(Data extracted from a collection)
-=-=-=-=-
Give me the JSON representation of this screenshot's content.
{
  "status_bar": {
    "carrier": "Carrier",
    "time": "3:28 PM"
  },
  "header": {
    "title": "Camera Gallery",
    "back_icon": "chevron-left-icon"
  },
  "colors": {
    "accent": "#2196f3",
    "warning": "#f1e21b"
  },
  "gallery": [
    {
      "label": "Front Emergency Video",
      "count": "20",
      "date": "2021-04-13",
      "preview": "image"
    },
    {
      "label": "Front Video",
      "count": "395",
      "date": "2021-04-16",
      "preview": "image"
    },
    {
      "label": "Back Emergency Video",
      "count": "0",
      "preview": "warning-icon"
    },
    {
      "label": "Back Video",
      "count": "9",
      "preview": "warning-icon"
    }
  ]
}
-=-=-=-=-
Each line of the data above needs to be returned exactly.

Give me the JSON representation of this screenshot's content.
{
  "status_bar": {
    "carrier": "Carrier",
    "time": "3:28 PM"
  },
  "header": {
    "title": "Camera Gallery",
    "back_icon": "chevron-left-icon"
  },
  "colors": {
    "accent": "#2196f3",
    "warning": "#f1e21b"
  },
  "gallery": [
    {
      "label": "Front Emergency Video",
      "count": "20",
      "date": "2021-04-13",
      "preview": "image"
    },
    {
      "label": "Front Video",
      "count": "395",
      "date": "2021-04-16",
      "preview": "image"
    },
    {
      "label": "Back Emergency Video",
      "count": "0",
      "preview": "warning-icon"
    },
    {
      "label": "Back Video",
      "count": "9",
      "preview": "warning-icon"
    }
  ]
}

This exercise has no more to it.